University of Washington 2017-2018 Application Essay Question Explanations
The Requirements: One 300 word essay (required), one 200 word essay (optional).
Supplemental Essay Type (s): Oddball, Community
Our families and communities often define us and our individual worlds. Community might refer to your cultural group, extended family, religious group, neighborhood or school, sports team or club, co-workers, etc. Describe the world you come from and how you, as a product of it, might add to the diversity of the University of Washington. (300 max)
Ah, the infamous “community” essay. Many schools ask students about their communities because they want to know how applicants relate to the people around them, forge connections, and commune with their peers. In this particular instance, the question calls attention to family as well, so consider how the people who you are related to (or those who you consider family even if they’re not bound to you by blood) have influenced your life and worldview.
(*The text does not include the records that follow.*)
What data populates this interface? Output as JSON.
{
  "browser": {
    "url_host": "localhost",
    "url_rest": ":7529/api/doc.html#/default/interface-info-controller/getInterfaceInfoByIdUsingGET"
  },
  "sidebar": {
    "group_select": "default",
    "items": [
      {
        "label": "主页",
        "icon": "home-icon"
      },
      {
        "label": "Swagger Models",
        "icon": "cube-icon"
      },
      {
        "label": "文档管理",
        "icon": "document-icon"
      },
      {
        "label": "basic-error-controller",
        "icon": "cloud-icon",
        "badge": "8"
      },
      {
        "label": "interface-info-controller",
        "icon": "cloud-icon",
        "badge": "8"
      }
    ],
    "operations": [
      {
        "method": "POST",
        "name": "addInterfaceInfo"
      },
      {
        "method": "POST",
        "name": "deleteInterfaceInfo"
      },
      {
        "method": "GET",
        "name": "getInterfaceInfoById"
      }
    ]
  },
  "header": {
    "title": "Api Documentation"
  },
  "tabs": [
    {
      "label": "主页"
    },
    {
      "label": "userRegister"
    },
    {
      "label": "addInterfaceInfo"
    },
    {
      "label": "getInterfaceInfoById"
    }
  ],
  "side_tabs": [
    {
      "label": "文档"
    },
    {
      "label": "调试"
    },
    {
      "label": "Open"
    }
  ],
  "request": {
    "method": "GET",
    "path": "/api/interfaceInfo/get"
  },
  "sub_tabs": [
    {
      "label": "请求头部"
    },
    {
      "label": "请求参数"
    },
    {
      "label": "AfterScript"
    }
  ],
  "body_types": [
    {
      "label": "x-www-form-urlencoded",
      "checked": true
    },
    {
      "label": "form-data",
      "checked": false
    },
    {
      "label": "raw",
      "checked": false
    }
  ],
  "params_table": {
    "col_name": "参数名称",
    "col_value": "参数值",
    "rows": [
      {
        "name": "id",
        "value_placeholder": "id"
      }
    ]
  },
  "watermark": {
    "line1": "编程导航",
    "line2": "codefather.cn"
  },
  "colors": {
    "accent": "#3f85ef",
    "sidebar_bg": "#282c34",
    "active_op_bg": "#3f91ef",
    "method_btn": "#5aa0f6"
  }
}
Maybe you’re very involved in your local synagogue, polka dancing club, or environmental organization. University of Washington wants to know about your life beyond the classroom and how you will continue those activities and interests on their campus. Why do you invest in the people you invest in?
Additional Information About Yourself or Your Circumstances (Optional, 200 word max)
This prompt is an opportunity for you to explain anything else from your life that is not addressed elsewhere on the application, and that you think would be a valuable contribution to the package you’re presenting. This can be the explanation of a complication, like an illness that caused you to miss school and impacted your grades. It can also be a place for you to talk about how you’ve taught yourself piano in your spare time — something that might not show up in your official activities list. What else might admissions officers want or need to know about you? You have an additional 200 words at your disposal to speak to them in your own voice, so use them as long as what you’re writing isn’t simply filler — if that’s the case, it’s better just to leave this blank. That said, we’re confident you can find something to highlight here!
The main essay is the biggest, and usually most important, component of the University of Washington’s application. But before you begin to consider how to tackle the specific prompt on which you choose to write the main essay, it’s important to consider how to approach this essay in general, regardless of the prompt.
It’s important to note that since you don’t apply to UW through the Common Application, it’s helpful to consider the main essay as, essentially, a Common Application essay. With that in mind, it’s important to remember that this essay should accomplish the same things as a typical Common Application essay — that is, after reading it, the reader should feel like they just became friends with you and know you in a authentic, genuine way.
So, for example, if you are a prospective engineering major, this essay is not the place for you to list off all of the extracurriculars you’ve done that would make you a perfect fit for the engineering school. But it is an excellent time to talk about your intellectual curiosity and your knack for coming up with innovative solutions to problems.
To brainstorm ideas for this essay, you should follow the exact same strategy you would use to brainstorm for a Common Application essay. Make sure that when choosing the prompt you’re going to write about for the main essay, you select one that allows you to highlight the things about your story that you feel are most important.
If you are a very analytical thinker, choose the prompt that asks about a time that your opinion has changed, or if you’re very involved in your community, choose the prompt that asks you to discuss the meaningful contributions you’ve made. The only difference is that since this essay is slightly shorter than a regular Common Application essay (500 words instead of 650), the organization of this essay should be more compact.
Refrain from overly long introductions and conclusions, make your sentences concise and to the point, and make sure that your story flows coherently from paragraph to paragraph.